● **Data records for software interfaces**
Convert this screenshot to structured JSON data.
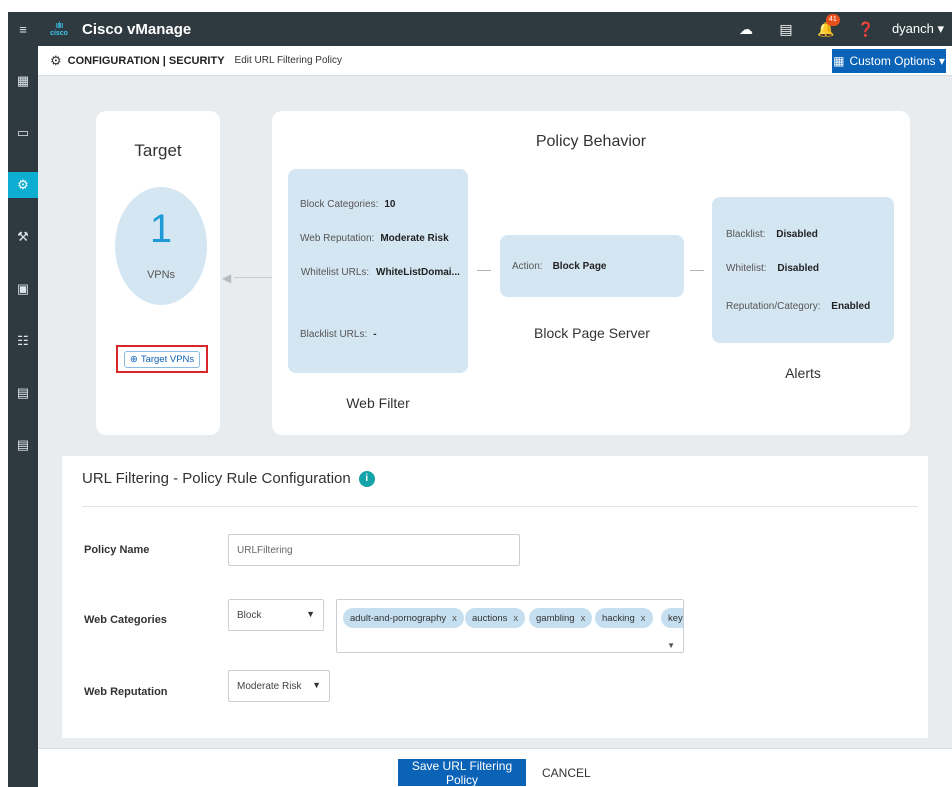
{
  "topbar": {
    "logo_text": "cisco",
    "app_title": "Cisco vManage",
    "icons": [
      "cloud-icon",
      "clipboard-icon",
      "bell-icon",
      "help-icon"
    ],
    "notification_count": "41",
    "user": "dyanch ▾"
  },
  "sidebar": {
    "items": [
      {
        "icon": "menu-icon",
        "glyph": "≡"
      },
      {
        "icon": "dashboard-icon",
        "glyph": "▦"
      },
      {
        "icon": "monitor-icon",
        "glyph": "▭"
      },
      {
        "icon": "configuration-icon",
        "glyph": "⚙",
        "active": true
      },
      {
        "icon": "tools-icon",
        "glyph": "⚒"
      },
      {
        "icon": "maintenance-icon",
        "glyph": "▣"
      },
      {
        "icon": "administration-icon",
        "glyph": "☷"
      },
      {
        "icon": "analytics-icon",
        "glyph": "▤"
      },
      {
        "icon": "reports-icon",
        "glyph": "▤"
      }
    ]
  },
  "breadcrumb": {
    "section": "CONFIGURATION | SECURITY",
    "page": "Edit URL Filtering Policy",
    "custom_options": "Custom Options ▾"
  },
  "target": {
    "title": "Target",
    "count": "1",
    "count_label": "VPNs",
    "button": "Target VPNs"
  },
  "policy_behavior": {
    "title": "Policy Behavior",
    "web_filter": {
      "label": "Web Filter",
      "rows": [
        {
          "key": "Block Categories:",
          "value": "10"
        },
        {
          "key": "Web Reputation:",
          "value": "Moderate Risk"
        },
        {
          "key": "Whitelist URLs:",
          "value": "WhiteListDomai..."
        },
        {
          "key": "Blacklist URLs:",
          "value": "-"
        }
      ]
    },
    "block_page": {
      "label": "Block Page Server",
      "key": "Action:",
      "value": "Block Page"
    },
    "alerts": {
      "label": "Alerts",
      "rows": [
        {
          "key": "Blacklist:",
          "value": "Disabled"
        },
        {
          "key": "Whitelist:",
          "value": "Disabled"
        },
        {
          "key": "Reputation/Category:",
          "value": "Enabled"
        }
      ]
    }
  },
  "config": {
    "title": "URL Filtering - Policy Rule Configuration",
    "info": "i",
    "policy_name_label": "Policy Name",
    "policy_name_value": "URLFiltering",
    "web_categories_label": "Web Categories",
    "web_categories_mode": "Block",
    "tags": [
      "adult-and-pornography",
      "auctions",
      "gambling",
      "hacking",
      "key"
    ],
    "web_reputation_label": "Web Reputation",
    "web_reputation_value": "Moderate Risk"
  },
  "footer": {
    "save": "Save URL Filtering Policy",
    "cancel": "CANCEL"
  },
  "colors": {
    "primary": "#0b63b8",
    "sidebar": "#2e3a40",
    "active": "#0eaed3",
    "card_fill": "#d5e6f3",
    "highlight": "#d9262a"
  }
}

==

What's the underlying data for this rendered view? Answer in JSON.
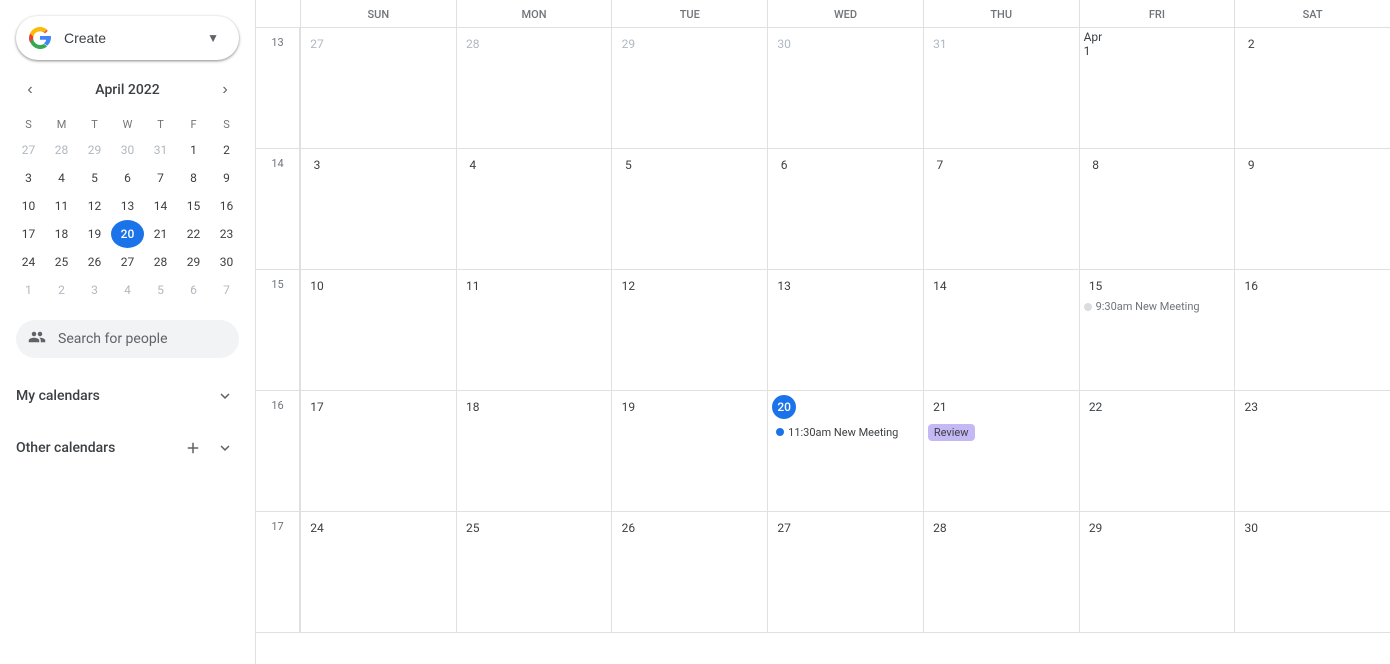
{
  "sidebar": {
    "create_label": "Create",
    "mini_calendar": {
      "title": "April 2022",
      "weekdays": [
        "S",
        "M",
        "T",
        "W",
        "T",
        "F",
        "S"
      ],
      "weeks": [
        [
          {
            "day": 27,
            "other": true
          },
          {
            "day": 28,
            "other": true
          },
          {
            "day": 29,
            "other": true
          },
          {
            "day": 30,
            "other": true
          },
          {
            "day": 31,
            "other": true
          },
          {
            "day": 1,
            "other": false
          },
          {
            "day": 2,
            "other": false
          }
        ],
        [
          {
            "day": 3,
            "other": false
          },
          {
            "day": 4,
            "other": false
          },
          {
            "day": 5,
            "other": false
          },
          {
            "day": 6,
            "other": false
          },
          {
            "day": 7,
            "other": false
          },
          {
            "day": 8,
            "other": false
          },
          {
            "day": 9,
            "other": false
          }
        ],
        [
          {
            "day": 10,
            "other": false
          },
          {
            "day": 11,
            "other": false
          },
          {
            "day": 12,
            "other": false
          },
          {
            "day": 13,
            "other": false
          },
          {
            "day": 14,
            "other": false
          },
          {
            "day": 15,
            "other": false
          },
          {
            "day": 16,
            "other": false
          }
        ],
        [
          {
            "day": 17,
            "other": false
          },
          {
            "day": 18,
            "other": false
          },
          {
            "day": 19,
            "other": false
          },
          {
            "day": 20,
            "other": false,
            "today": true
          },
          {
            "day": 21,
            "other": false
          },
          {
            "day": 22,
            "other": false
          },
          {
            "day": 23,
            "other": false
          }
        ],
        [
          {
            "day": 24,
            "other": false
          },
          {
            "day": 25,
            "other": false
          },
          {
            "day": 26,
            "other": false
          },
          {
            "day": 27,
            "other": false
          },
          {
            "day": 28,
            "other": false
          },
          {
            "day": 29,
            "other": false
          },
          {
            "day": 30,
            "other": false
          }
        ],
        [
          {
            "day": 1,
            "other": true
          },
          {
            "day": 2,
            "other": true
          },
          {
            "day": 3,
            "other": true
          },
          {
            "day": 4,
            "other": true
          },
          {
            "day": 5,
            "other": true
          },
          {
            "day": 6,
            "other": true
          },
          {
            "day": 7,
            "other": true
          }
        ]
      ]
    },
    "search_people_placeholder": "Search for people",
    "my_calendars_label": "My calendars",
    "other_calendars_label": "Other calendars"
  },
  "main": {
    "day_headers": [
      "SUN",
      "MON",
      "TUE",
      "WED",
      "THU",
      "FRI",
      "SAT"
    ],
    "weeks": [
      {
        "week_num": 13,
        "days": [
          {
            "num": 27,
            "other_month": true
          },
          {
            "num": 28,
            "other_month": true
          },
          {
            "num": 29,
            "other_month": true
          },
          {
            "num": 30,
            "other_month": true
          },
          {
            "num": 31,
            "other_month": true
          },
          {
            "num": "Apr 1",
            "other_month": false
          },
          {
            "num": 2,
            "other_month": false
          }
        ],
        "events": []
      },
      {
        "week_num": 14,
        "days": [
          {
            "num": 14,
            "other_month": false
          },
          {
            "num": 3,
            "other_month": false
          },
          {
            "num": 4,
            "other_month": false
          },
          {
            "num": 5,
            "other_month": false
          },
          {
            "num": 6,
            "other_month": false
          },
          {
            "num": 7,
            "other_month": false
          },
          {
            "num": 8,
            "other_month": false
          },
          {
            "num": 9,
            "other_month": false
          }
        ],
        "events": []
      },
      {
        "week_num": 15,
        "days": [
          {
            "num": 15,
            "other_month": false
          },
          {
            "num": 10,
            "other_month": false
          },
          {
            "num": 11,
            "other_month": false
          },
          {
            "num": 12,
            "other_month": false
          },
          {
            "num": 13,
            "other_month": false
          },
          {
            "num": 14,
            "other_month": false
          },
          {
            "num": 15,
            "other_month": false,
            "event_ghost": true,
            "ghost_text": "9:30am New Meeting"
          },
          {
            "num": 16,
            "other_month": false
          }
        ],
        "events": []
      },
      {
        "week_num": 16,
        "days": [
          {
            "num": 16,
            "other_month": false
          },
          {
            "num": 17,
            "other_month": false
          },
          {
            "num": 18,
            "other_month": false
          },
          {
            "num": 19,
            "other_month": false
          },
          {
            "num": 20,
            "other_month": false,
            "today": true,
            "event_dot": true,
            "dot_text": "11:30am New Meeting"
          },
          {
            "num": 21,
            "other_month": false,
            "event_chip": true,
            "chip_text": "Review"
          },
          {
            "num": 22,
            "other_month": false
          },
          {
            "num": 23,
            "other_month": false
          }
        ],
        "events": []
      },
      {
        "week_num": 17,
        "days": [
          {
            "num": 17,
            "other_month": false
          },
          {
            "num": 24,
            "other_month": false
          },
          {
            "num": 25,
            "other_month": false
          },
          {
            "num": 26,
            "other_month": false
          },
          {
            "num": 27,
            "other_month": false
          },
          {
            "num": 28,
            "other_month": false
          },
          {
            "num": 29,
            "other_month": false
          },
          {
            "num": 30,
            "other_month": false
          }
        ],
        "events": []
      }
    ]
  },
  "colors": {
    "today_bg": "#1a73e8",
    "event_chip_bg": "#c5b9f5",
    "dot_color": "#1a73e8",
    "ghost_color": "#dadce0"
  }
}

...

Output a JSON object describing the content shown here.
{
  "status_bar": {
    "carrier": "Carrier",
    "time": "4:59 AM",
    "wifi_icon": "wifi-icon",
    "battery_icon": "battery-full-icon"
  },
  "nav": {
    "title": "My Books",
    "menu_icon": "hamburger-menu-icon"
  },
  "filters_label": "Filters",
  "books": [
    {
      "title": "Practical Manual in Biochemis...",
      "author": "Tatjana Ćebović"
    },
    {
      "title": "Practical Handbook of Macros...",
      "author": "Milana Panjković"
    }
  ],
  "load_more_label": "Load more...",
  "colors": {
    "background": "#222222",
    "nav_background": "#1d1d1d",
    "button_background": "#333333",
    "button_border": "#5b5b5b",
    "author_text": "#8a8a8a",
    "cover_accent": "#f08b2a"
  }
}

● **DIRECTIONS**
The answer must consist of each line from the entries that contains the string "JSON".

● **SOLUTION**
Convert this screenshot to structured JSON data.
What's the underlying data for this rendered view? Answer in JSON.
Output a JSON object describing the content shown here.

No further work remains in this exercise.